Published on January 6, 2019 by David Wylie
Murder and marijuana
In the majestic redwood forests of Humboldt County there’s a sinister shadow.
The Northern California community is known for producing 60-80 percent of America’s weed. It also has a striking amount of missing person and murder cases.
The county is the backdrop for the Netflix true-crime documentary, Murder Mountain, which premiered over the holidays. The docuseries focuses on the case of Garret Rodriguez, a 29-year-old who was lured by the chance to make fast cash as a cannabis grower. He was found murdered in the region in 2013.

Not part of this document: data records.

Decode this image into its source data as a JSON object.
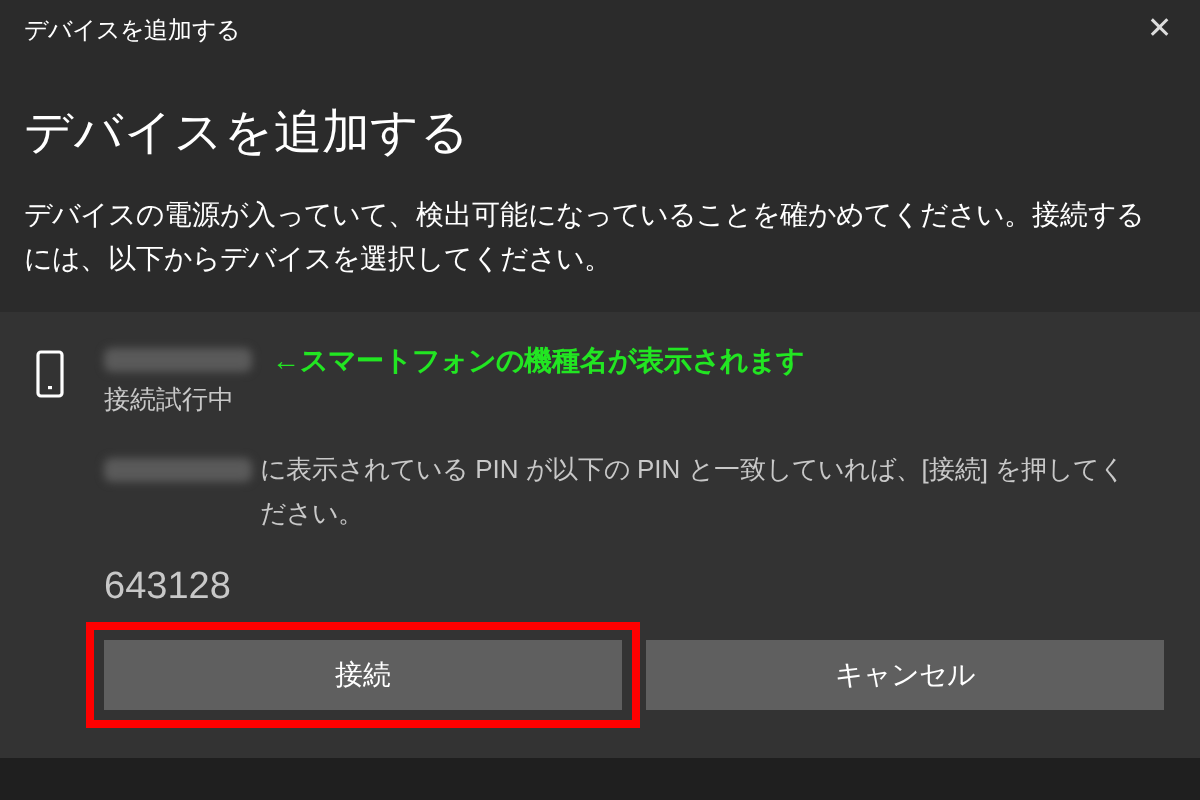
{
  "window": {
    "title": "デバイスを追加する",
    "close": "✕"
  },
  "heading": "デバイスを追加する",
  "description": "デバイスの電源が入っていて、検出可能になっていることを確かめてください。接続するには、以下からデバイスを選択してください。",
  "device": {
    "annotation": "←スマートフォンの機種名が表示されます",
    "status": "接続試行中",
    "instruction": "に表示されている PIN が以下の PIN と一致していれば、[接続] を押してください。",
    "pin": "643128"
  },
  "buttons": [
    {
      "label": "接続",
      "highlighted": true
    },
    {
      "label": "キャンセル",
      "highlighted": false
    }
  ]
}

It sheds a harsh light on the illicit drug industry and shows one aspect of why legalization is important.
‘Get the F- out’
The series shows an overwhelmed police force unable to deal with the modern Wild West, where 15,000 illegal grow operations are crammed within their 4,000 miles of jurisdiction.
It’s quite literally a cutthroat business.
Advice from one man who worked in the local pot industry: “Get the fuck out as soon as humanly possible.”
The silver lining is that legalization is expected to provide some semblance of safety for workers. This is good news and Humboldt County now has Canadian ties.
At least two companies based in Canada have come knocking at Humboldt County’s door, showing interest in the region’s cannabis. Vancouver-based Chemistree and Toronto’s CordovaCann are investing in the area.
The local sheriff’s office called the series “highly sensationalized” and responded to the documentary in a sweeping statement posted to Facebook.
Police said the original plotline pitched to police for their participation was “to examine the changes in the county as a result of marijuana legalization, highlight the challenges of law enforcement in rural jurisdictions, and present a historic comparison of the county’s green rush and timber rushes.”
However, the focus switched to the ongoing homicide investigation of Rodriguez, something police weren’t prepared to talk about in depth.
“To those of you who have seen this series, please understand that you heard one side of a highly sensationalized story,” said police.
“As all things in Hollywood, please know that ‘Murder Mountain’ is a Hollywood manufactured drama based on a true story. It was designed to be sold to Netflix for a profit.”
What is clear is that Rodriguez is the tip of the bloody iceberg.
Canadian also died there
Those missing and/or dead aren’t always tied to crime.
One of the missing posters shown in the doc is for Quebec’s Félix Desautels-Poirier.
The 25-year-old was last seen alive partying with friends on Nov. 6, 2017, at the Arcata Marsh and Wildlife Sanctuary. The man’s father found the body 14 days later, partially submerged in a marsh.
Foul play is not suspected.
Desautels-Poirier was in the area to see a concert.
On social media
I’ve said this a million times before but after watching murder mountain I say it with fiercer conviction, I don’t know how I survived Humboldt county. I am truly surprised I didn’t die. I made horrible decisions. Truly pitiful, stupid, dangerous decisions.
— 🌘 𝖉𝖔𝖜𝖓𝖙𝖔𝖒𝖆𝖗𝖟𝖌𝖎𝖗𝖑 🌒 (@alexbhannah) January 6, 2019
Watched the first couple episodes of #murdermountain on @netflix I’ve got mixed emotions as a former resident of #humboldtcounty #humboldt is a complex & amazing place. You can never understand it unless you’ve lived there, and I’m afraid this will give the wrong impression…
— Matt Daks (@skadttam) December 30, 2018
Watching Murder Mountain. I grew up around weed my whole life in Seattle so I’ve heard about Humboldt county story for years.
— Remember Nia Wilson (@AuzreeH) December 30, 2018
This Murder Mountain documentary on Netflix should be called Meth Mountain, fairly obvious most growers in the doc are on meth, which explains all the murders up there; people on weed tend to hug you, it's the people on meth that will kill you.
— jchak (@JCHAKnv) January 4, 2019
Obviously everyone is talking either Bird Box or Bandersnatch, but @netflix’s ‘Murder Mountain’ is flying way too far under the radar. Might well be a last gasp winner for 2018’s best True Crime documentary series. #Netflix
— James Hearnes (@jams_thoms) December 30, 2018
"This is not the hippie marijuana industry anymore."Welcome to Murder Mountain, a secretive and surreal corner of America with a deadly history. Watch the series premiere tonight at 10PM ET/PT: https://fusion.tv/tv-channel-lineup/
Posted by Fusion TV on Sunday, September 23, 2018